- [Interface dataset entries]
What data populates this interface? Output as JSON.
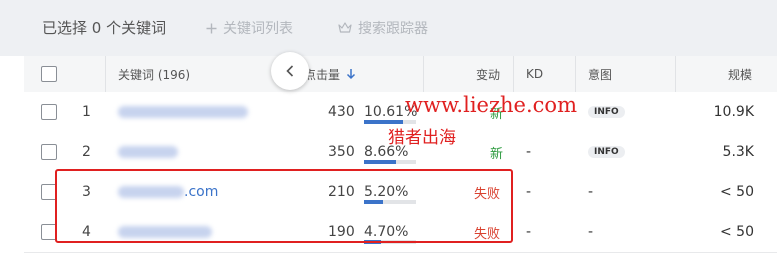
{
  "toolbar": {
    "selected_label": "已选择 0 个关键词",
    "keyword_list_label": "关键词列表",
    "tracker_label": "搜索跟踪器"
  },
  "table": {
    "columns": {
      "keyword": "关键词 (196)",
      "clicks": "点击量",
      "change": "变动",
      "kd": "KD",
      "intent": "意图",
      "volume": "规模"
    },
    "rows": [
      {
        "rank": "1",
        "keyword_suffix": "",
        "clicks": "430",
        "share": "10.61%",
        "share_value": 0.1061,
        "change": "新",
        "change_type": "new",
        "kd": "",
        "intent": "INFO",
        "volume": "10.9K"
      },
      {
        "rank": "2",
        "keyword_suffix": "",
        "clicks": "350",
        "share": "8.66%",
        "share_value": 0.0866,
        "change": "新",
        "change_type": "new",
        "kd": "-",
        "intent": "INFO",
        "volume": "5.3K"
      },
      {
        "rank": "3",
        "keyword_suffix": ".com",
        "clicks": "210",
        "share": "5.20%",
        "share_value": 0.052,
        "change": "失败",
        "change_type": "fail",
        "kd": "-",
        "intent": "-",
        "volume": "< 50"
      },
      {
        "rank": "4",
        "keyword_suffix": "",
        "clicks": "190",
        "share": "4.70%",
        "share_value": 0.047,
        "change": "失败",
        "change_type": "fail",
        "kd": "-",
        "intent": "-",
        "volume": "< 50"
      }
    ]
  },
  "watermark": {
    "url": "www.liezhe.com",
    "text": "猎者出海"
  },
  "colors": {
    "accent": "#3b73c9",
    "new": "#2d9a3f",
    "fail": "#d9412f",
    "highlight": "#e02020"
  },
  "icons": {
    "add": "plus-icon",
    "tracker": "crown-icon",
    "sort": "arrow-down-icon",
    "collapse": "chevron-left-icon"
  }
}
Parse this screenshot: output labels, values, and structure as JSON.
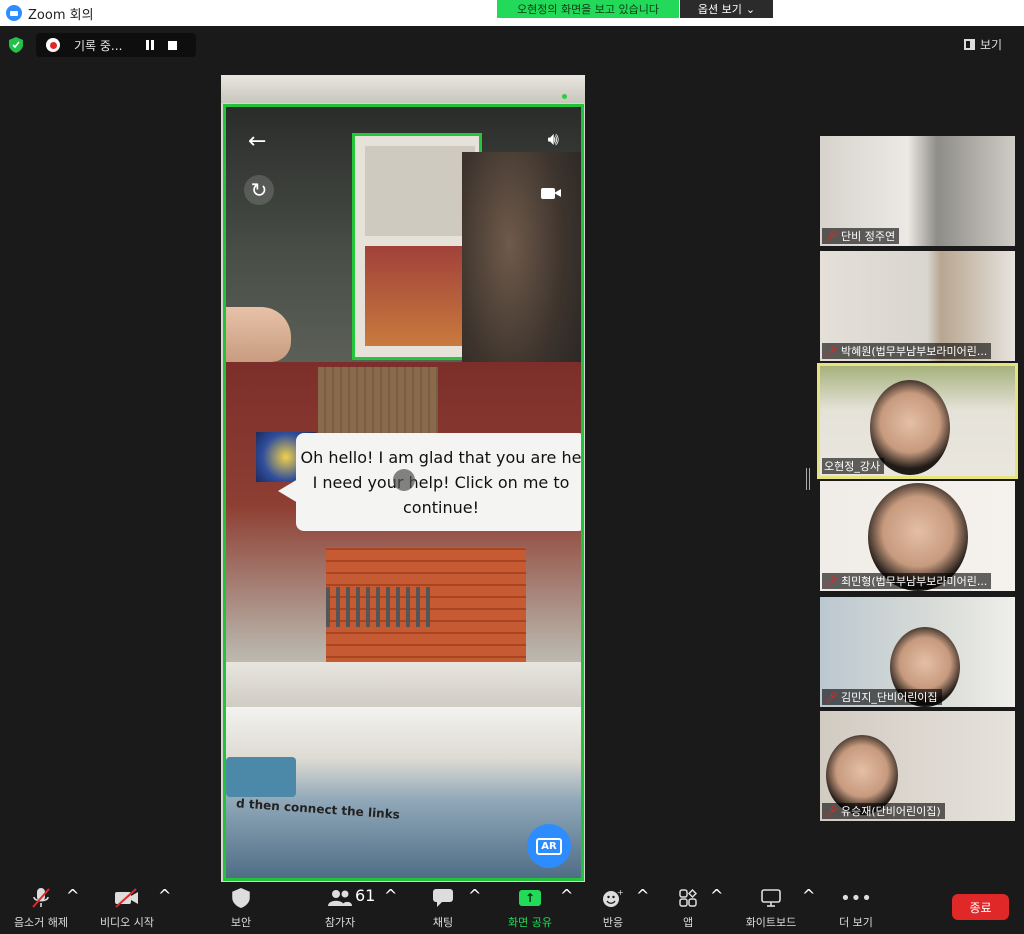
{
  "window": {
    "title": "Zoom 회의"
  },
  "banner": {
    "sharing_text": "오현정의 화면을 보고 있습니다",
    "options_label": "옵션 보기"
  },
  "recording": {
    "label": "기록 중..."
  },
  "view": {
    "label": "보기"
  },
  "shared_app": {
    "speech_text_line1": "Oh hello! I am glad that you are he",
    "speech_text_line2": "I need your help! Click on me to",
    "speech_text_line3": "continue!",
    "ar_label": "AR",
    "box_text": "d then connect the links"
  },
  "participants": [
    {
      "name": "단비 정주연",
      "muted": true,
      "active": false
    },
    {
      "name": "박혜원(법무부남부보라미어린...",
      "muted": true,
      "active": false
    },
    {
      "name": "오현정_강사",
      "muted": false,
      "active": true
    },
    {
      "name": "최민형(법무부남부보라미어린...",
      "muted": true,
      "active": false
    },
    {
      "name": "김민지_단비어린이집",
      "muted": true,
      "active": false
    },
    {
      "name": "유승재(단비어린이집)",
      "muted": true,
      "active": false
    }
  ],
  "toolbar": {
    "unmute": "음소거 해제",
    "start_video": "비디오 시작",
    "security": "보안",
    "participants": "참가자",
    "participants_count": "61",
    "chat": "채팅",
    "share_screen": "화면 공유",
    "reactions": "반응",
    "apps": "앱",
    "whiteboard": "화이트보드",
    "more": "더 보기",
    "end": "종료"
  },
  "colors": {
    "accent_green": "#23d959",
    "frame_green": "#22c33a",
    "end_red": "#e02828",
    "zoom_blue": "#2d8cff",
    "active_speaker": "#e7e37d"
  }
}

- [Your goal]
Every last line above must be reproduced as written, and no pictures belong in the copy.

- [Exercise response]
What data populates this interface? Output as JSON.
{
  "toolbar": {
    "selected_label": "已选择 0 个关键词",
    "keyword_list_label": "关键词列表",
    "tracker_label": "搜索跟踪器"
  },
  "table": {
    "columns": {
      "keyword": "关键词 (196)",
      "clicks": "点击量",
      "change": "变动",
      "kd": "KD",
      "intent": "意图",
      "volume": "规模"
    },
    "rows": [
      {
        "rank": "1",
        "keyword_suffix": "",
        "clicks": "430",
        "share": "10.61%",
        "share_value": 0.1061,
        "change": "新",
        "change_type": "new",
        "kd": "",
        "intent": "INFO",
        "volume": "10.9K"
      },
      {
        "rank": "2",
        "keyword_suffix": "",
        "clicks": "350",
        "share": "8.66%",
        "share_value": 0.0866,
        "change": "新",
        "change_type": "new",
        "kd": "-",
        "intent": "INFO",
        "volume": "5.3K"
      },
      {
        "rank": "3",
        "keyword_suffix": ".com",
        "clicks": "210",
        "share": "5.20%",
        "share_value": 0.052,
        "change": "失败",
        "change_type": "fail",
        "kd": "-",
        "intent": "-",
        "volume": "< 50"
      },
      {
        "rank": "4",
        "keyword_suffix": "",
        "clicks": "190",
        "share": "4.70%",
        "share_value": 0.047,
        "change": "失败",
        "change_type": "fail",
        "kd": "-",
        "intent": "-",
        "volume": "< 50"
      }
    ]
  },
  "watermark": {
    "url": "www.liezhe.com",
    "text": "猎者出海"
  },
  "colors": {
    "accent": "#3b73c9",
    "new": "#2d9a3f",
    "fail": "#d9412f",
    "highlight": "#e02020"
  },
  "icons": {
    "add": "plus-icon",
    "tracker": "crown-icon",
    "sort": "arrow-down-icon",
    "collapse": "chevron-left-icon"
  }
}
Parse this screenshot: output labels, values, and structure as JSON.
{
  "window": {
    "title": "Zoom 회의"
  },
  "banner": {
    "sharing_text": "오현정의 화면을 보고 있습니다",
    "options_label": "옵션 보기"
  },
  "recording": {
    "label": "기록 중..."
  },
  "view": {
    "label": "보기"
  },
  "shared_app": {
    "speech_text_line1": "Oh hello! I am glad that you are he",
    "speech_text_line2": "I need your help! Click on me to",
    "speech_text_line3": "continue!",
    "ar_label": "AR",
    "box_text": "d then connect the links"
  },
  "participants": [
    {
      "name": "단비 정주연",
      "muted": true,
      "active": false
    },
    {
      "name": "박혜원(법무부남부보라미어린...",
      "muted": true,
      "active": false
    },
    {
      "name": "오현정_강사",
      "muted": false,
      "active": true
    },
    {
      "name": "최민형(법무부남부보라미어린...",
      "muted": true,
      "active": false
    },
    {
      "name": "김민지_단비어린이집",
      "muted": true,
      "active": false
    },
    {
      "name": "유승재(단비어린이집)",
      "muted": true,
      "active": false
    }
  ],
  "toolbar": {
    "unmute": "음소거 해제",
    "start_video": "비디오 시작",
    "security": "보안",
    "participants": "참가자",
    "participants_count": "61",
    "chat": "채팅",
    "share_screen": "화면 공유",
    "reactions": "반응",
    "apps": "앱",
    "whiteboard": "화이트보드",
    "more": "더 보기",
    "end": "종료"
  },
  "colors": {
    "accent_green": "#23d959",
    "frame_green": "#22c33a",
    "end_red": "#e02828",
    "zoom_blue": "#2d8cff",
    "active_speaker": "#e7e37d"
  }
}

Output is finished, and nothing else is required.